The American Museum of Natural History will host the Margaret Mead Film Festival from October 23-26 and will open with the U.S. premiere of Sebastian Junger’s war-centric documentary “Last Patrol.” The film is Junger’s follow-up to “Restrepo” (co-directed by the late Tim Hetherington) which was nominated for an Academy Award for Best Documentary in 2010. Warwick Thornton’s “Darkside,” the appropriately seasonal documentary on indigenous Australian ghost stories, will act as the festival’s closing night feature.
This year’s festival will host 14 U.S. premieres–read up on the additional screenings with descriptions from the festival below:
In the last decade, Turkish soap operas have taken the Middle East by storm, becoming one of the country’s greatest economic exports and inspiring cultural shifts. With unprecedented access to the industry’s most glamorous actors and creative talent, Kismet unravels the secret of this phenomenal success that transcends religion and culture and explores how Turkish soaps have helped to strengthen the debate about women’s rights across the region. (U.S. Premiere)
Did you know that many of the manhole covers you step on every day in New York City were made in India? This short film offers a glimpse into the working lives of the men who forge the ubiquitous, unsung bits of daily life for New Yorkers. (U.S. Premiere)
Discover the amazing story of Afghanistan’s first National Institute of Music, established eight years after the Taliban was toppled. Newfound creativity is nurtured with great care, but the school’s 150 pupils persevere and—through music—find their lives transformed. (N.Y. Theatrical Premiere)
Mexico City’s 22 million residents are faced with myriad geographical, economic, and political obstacles to a consistent water source. The film investigates the daily issues the megalopolis faces, from dangerous detergent buildup to Mezquital farmers living off wastewater irrigation to Chalco citizens fending off floods. (N.Y. Premiere)
Happiness traces the arc of progress that began in 1999 in Bhutan when King Jigme Wangchuck approved the use of television and the internet throughout the largely undeveloped nation. Seen through the eyes of an 8-year-old monk, impatient with prayer and longing for his own TV in the last village to get electricity, the film conjures a nuanced and beautiful meditation on the bittersweet fruits of technological advancement. (N.Y. Premiere)
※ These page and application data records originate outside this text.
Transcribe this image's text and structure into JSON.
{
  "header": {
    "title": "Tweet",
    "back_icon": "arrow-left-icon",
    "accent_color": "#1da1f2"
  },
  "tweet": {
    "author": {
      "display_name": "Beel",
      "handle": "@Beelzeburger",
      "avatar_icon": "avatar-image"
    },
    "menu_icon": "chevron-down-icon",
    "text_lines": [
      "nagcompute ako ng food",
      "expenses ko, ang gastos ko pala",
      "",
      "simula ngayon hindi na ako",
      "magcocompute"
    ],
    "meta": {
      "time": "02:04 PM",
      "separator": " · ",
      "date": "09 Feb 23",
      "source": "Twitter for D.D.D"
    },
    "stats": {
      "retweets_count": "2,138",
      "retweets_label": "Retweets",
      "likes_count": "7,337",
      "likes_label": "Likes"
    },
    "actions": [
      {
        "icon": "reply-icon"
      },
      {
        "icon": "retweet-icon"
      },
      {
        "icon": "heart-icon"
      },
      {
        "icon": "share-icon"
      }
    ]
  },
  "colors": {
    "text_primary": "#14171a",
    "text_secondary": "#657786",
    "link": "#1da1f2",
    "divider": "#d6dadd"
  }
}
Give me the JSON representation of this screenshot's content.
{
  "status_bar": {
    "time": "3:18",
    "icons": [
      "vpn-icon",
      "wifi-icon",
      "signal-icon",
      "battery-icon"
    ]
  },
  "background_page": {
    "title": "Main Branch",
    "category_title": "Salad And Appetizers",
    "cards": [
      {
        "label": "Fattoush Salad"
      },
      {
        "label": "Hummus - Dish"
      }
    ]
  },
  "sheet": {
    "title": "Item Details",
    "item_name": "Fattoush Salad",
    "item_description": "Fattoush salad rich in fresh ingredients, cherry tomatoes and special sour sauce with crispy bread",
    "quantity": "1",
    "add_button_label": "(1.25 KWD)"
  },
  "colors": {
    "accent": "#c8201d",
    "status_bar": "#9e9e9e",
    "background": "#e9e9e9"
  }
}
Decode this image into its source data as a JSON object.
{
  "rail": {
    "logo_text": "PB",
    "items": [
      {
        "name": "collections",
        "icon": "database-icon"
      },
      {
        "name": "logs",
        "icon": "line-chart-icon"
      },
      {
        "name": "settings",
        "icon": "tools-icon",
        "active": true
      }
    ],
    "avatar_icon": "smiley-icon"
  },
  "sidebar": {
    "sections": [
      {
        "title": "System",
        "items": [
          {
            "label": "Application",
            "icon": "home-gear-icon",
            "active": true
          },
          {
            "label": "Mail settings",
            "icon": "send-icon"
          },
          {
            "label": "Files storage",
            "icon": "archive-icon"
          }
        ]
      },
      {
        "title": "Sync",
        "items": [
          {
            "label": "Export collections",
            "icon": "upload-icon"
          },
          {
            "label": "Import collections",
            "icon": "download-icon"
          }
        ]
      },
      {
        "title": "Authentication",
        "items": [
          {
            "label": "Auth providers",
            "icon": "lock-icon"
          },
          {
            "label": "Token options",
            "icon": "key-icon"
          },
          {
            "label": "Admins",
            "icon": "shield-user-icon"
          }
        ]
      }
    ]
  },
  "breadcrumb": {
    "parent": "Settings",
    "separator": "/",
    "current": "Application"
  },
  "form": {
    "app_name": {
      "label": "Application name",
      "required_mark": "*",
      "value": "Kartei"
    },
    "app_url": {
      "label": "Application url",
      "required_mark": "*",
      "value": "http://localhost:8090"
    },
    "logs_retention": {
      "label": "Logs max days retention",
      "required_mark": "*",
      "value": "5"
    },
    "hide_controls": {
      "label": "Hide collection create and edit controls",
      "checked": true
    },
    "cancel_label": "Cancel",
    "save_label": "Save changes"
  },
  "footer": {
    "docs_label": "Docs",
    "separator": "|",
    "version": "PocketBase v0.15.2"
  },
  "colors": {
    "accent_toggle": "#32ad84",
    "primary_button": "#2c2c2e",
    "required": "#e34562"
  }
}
The film follows the remarkable story of Cree teenager Shannen Koostachin, who launched an educational reform campaign on her Attawapiskat reserve in northern Ontario, demanding rights for herself and all First Nation youngsters to a decent education. She had the imagination and courage to challenge the status quo in newspapers, at conferences, and on the steps of Parliament Hill. (N.Y. Premiere)
At age 23, en route to Washington to protest the Vietnam War, Simi Linton suffered a car accident that left her wheelchair-bound. Disability, she soon discovered, is an unspoken source of tremendous discrimination, and most of her adult life has been dedicated to the quest for “equality, justice, and a place on the dance floor!”
Adalberto is an eccentric German missionary with a passion for film. Divino is a young aboriginal filmmaker in the Brazilian village of Sangradouro, Mato Grosso, where Adalberto has lived for over 50 years. Both spend their days filming everyday life among the Xavante, and they can’t help but form a congenial relationship of competition, criticism, and ultimately mutual respect. (N.Y. Premiere)
This cautionary tale of climate change shows how two communities at opposite ends of the Earth—Thule in the extreme north of Greenland and Tuvalu in the Pacific Ocean—share a common and chilling bond. The ice in Thule retreats ever farther each year, feeding Tuvalu’s perpetually rising sea levels. In both places, the impact is equally devastating, forcing dramatic shifts in the time-tested ways these people have adapted to each environment. (N.Y. Premiere)
This riveting film follows former Executive Director of the Global Crop Diversity Trust Cary Fowler as he races against time, from Rome to Russia, and finally, to a remote island just below the Arctic Circle, on a quest to create a sustainable framework for the global food system. Paralleling Fowler’s efforts are those of activist Alejandro Argumedo, who advises “The Potato Park” in Peru, where indigenous farmers work to preserve over 1,500 native varieties of potato. (N.Y. Premiere)
This film explores life in Delwara, a village in Southern Rajasthan, India. MacDougall juxtaposes scenes from Delwara’s glittering palace—which has been converted into a luxury hotel—with the local primary school nestled beneath its walls, to create an eloquent impressionistic portrait of the life of the village. (U.S. Premiere)
Three young protagonists on the Blackfeet Indian reservation in Montana grapple with whether to leave for college or to stay behind with friends and family to struggle in poverty and marginalization. Their personal stories gradually coalesce to reveal a stereotype-shattering picture of the reservation as the home of a proud and openhearted group of people doing their best to survive in, and identify with, a country that has tried to strip them of their identity. (N.Y. Premiere)
For more information and to purchase tickets, check out the festival’s website.